Selecting a surgeon, selecting a patient – It’s a two-way street

Most everyone will agree that a prospective patient should do some research to vet the qualifications and background of a physician before entrusting that person to their medical care.  This is especially important with complicated surgery, such as rhinoplasty, in which the margins are small and the techniques nuanced and intricate.  Patient who do their due diligence to find a rhinoplasty expert are rewarded with fewer complications and better outcomes.

What people may not realize, however, is that the rhinoplasty surgeon’s selection of patients to operate on is just as critical.  Many are surprised by the fact that I turn down about 15 percent of patients who come in to see me for a rhinoplasty consultation.  This decision is not in any way based on a position of bias, elitism, or any arbitrary selection process.  Instead, my decision whether or not to operate on someone is very straightforward and based on a fundamental question: can I help this person?

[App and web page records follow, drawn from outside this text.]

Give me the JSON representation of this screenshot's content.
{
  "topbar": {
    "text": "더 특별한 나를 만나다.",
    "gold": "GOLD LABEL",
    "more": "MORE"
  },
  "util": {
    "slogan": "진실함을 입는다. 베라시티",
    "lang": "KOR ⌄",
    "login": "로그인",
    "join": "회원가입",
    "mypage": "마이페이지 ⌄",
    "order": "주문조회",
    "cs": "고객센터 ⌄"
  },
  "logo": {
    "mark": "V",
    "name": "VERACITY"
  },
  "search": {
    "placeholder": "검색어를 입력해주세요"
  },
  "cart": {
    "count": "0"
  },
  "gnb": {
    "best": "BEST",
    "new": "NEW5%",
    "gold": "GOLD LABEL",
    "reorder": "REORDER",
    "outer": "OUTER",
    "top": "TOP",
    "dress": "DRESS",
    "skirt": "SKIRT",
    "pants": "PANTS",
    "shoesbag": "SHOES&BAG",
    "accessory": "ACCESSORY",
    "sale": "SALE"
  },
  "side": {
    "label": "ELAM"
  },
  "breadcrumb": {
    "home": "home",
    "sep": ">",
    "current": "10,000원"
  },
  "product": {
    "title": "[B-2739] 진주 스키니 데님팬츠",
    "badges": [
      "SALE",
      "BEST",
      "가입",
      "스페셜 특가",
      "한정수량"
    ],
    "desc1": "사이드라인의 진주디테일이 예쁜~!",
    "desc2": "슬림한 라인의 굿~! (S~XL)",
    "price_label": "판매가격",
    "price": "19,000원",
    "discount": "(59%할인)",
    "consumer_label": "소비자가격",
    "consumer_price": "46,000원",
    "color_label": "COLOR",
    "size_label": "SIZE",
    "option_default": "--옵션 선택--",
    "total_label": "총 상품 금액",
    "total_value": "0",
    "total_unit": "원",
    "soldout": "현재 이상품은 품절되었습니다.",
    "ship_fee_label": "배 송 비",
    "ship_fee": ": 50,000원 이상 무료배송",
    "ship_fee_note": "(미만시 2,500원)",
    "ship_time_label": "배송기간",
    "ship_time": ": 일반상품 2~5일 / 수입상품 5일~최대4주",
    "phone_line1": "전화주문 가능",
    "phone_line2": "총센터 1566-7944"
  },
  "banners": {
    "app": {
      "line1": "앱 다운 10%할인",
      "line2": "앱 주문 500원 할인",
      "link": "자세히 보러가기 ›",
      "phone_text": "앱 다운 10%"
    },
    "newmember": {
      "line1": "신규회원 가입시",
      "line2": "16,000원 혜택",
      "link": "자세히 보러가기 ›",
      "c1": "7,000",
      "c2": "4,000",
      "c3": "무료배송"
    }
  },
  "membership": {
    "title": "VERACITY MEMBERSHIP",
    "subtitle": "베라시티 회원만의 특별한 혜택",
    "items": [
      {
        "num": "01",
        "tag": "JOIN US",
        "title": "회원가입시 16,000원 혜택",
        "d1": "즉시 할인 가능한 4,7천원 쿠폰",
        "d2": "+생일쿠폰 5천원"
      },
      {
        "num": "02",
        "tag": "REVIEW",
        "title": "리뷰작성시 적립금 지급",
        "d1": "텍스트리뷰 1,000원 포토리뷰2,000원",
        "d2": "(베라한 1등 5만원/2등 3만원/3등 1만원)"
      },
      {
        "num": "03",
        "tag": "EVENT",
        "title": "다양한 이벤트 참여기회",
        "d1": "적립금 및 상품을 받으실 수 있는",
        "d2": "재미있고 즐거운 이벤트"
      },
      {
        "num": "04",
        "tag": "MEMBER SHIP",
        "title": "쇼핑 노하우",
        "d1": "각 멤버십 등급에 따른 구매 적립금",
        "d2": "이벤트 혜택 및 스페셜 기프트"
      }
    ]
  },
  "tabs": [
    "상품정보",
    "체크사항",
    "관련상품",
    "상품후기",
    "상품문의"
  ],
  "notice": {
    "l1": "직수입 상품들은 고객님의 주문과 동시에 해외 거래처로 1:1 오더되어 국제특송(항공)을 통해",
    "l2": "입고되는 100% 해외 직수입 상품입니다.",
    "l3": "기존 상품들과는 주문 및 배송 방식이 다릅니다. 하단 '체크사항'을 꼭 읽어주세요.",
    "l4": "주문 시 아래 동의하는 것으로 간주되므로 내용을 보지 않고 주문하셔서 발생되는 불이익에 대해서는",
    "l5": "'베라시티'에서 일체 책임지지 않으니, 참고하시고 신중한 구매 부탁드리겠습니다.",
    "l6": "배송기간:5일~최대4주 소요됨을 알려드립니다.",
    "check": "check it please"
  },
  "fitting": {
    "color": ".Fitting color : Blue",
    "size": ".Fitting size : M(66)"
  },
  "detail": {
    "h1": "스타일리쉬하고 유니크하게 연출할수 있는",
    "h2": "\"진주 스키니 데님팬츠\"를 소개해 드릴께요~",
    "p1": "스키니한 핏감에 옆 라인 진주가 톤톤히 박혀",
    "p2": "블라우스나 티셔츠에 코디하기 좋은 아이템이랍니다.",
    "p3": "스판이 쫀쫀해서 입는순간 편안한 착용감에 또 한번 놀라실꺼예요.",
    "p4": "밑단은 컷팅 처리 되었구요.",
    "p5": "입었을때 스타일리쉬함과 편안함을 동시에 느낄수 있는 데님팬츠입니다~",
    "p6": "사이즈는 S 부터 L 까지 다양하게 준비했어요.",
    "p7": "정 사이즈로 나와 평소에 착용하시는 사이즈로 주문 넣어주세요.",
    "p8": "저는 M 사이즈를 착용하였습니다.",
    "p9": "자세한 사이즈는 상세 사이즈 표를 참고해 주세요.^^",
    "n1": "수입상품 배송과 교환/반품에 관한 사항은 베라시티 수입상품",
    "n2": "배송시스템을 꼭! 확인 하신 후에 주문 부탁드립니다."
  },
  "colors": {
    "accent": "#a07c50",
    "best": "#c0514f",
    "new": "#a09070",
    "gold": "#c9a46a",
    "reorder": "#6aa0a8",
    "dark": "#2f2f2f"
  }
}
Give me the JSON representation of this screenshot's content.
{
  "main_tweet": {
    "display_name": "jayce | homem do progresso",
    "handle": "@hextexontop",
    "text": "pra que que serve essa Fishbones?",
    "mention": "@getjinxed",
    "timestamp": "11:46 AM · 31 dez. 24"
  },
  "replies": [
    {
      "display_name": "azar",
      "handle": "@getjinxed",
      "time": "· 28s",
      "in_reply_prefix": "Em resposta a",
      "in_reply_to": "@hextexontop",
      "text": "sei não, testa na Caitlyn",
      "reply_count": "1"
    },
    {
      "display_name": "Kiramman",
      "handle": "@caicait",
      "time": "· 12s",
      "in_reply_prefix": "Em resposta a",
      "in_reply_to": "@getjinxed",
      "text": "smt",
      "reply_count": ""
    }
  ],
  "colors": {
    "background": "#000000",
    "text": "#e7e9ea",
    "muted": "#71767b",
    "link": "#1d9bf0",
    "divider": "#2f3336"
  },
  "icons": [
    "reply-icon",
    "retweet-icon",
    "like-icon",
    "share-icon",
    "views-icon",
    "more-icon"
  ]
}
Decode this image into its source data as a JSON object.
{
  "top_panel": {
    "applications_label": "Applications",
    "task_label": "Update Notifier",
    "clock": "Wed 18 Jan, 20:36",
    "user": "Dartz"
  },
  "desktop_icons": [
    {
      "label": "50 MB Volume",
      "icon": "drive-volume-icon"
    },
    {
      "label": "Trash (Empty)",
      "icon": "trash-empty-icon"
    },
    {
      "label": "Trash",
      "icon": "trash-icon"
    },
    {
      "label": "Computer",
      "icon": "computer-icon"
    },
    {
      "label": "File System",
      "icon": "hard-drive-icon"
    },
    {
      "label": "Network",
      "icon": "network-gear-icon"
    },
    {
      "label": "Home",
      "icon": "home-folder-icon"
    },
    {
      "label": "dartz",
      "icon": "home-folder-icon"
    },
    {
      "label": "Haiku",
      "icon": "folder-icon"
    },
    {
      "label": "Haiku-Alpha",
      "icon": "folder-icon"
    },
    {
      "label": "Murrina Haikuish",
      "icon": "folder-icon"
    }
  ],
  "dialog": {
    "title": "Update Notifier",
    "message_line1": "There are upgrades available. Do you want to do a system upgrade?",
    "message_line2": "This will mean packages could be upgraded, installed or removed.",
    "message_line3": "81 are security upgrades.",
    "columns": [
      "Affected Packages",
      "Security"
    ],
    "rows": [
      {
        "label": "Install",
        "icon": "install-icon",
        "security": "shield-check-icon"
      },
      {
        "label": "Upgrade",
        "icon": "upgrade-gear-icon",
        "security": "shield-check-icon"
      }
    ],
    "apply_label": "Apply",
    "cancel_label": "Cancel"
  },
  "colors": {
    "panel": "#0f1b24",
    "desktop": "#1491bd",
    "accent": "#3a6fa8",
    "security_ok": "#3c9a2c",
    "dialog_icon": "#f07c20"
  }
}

The answer to the question, “can I help this person” may be “no” for a variety of reasons.  For the inexperienced surgeon, the complexity of the required operation may be more than that surgeon can handle.  Rather than taking on a procedure beyond the surgeon’s ability, it is better to refer the patient to someone more experienced.  At this point in my career, having performed thousands of surgeries, this situation fortunately does not come up very often any more.  But it is a trickier situation when the problem is not a physical one and instead is related to the individual’s personality, expectations, or emotional state.  My goal as a rhinoplasty surgeon is to give a person a result which makes them happy.  There are individuals, however, who may be unlikely to feel satisfaction with an outcome, even if it is objectively good.  If I have this belief, I feel it would be wrong and even unethical to treat that individual.  Just as it’s wrong for a physician to administer a medication that is unlikely to help someone, it’s wrong for me to perform a surgery on someone who is unlikely to feel benefit from it.

I make my living performing rhinoplasty.  But ultimately, I am a physician before I am a facial plastic surgeon, and I must put each patient’s well-being as my top priority—even if it means not operating on them.  The list below describes some of the reasons why I turn away patients.  Although these situations may be disappointing for an individual, if I am honest with them about my concern for their well-being and my good intentions, they usually leave with acceptance and often gratitude.

  1. Body dysmorphic disorder or Dysmorphic traits
  2. Minimal or no visible cosmetic problem
  3. Unrealistic expectation
  4. Abusive personality (especially to my staff)
  5. Serious medical or psychological disorders which would make surgery risky